“There is ample evidence that COVID-19 vaccination causes immune injury and it increases the risk of infection not only to COVID-19 variants, but also to all other opportunistic infections, such as these,” he said.
Thorp said he also thought masking could play a contributing role because studies have found an increased risk of infections with masks.
Brain abscesses are rare events and there has been little research on their possible link to COVID-19 vaccines. At least one case of spinal cord abscess was linked to a COVID-19 booster in an adult, according to a study published in Vaccines.
Brain abscesses following COVID-19 vaccines also have been reported to the Vaccine Adverse Event Reporting System (VAERS). VAERS reports of adverse events don’t prove causality, but the CDC considers VAERS to be a key “early warning system” for detecting unusual or unexpected patterns of adverse event reporting that can signal safety problems with a vaccine.
One common way to analyze VAERS data is through proportional reporting ratio (PRR) data mining, as recommended by the CDC/FDA. Using PRR, a researcher compares the reports of specific adverse events suffered after receiving a COVID-19 vaccine to reports made after receiving any other vaccine to see if there is an indication that the COVID-19 mRNA vaccines cause more adverse events than vaccines generally considered by the CDC to be safe.
Thorp said CDC/FDA’s “preferred” method of analysis favors the conclusion that a novel vaccine is deemed safe and effective because it compares new vaccines to existing vaccines rather than to a placebo.

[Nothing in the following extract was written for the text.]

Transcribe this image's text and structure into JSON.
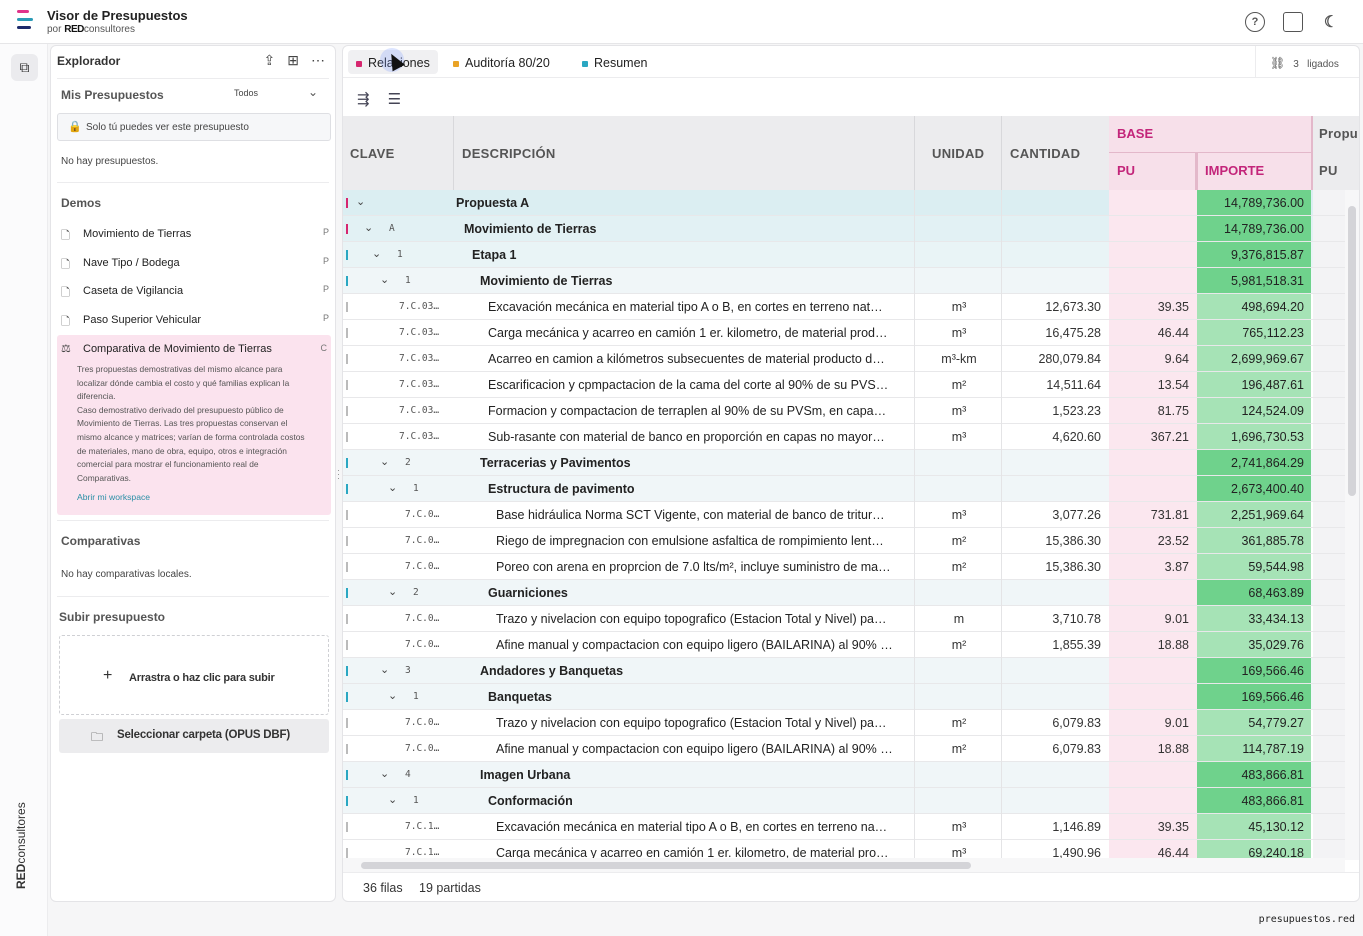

Those existing vaccines, regardless of how safe they are deemed to be, have a baseline of deaths and injuries associated with them.
That creates the false appearance of “safety” in the novel vaccine or at least diminishes that danger signal.
Thorp used the VAERS MedAlerts to perform this analysis on the VAERS data for brain abscesses reported as adverse events from vaccination among all ages.
He found that since 1990, when the VAERS database was created, there have been only two cases of abscesses reported for the influenza vaccine, versus 26 cases reported for the COVID-19 vaccine in just under 2.5 years, which, he said, is statistically significant (p<0.001).
He also compared the numbers of brain abscesses reported for COVID-19 to those reported for all of the vaccines in the entire VAERS database since 1990. He found there were only 13 abscesses reported for all other vaccines combined for that entire time period.
Thorp graphed the data (below) to show the risk ratio — the likelihood of an event happening in one group versus the other. It is shown in the figure below.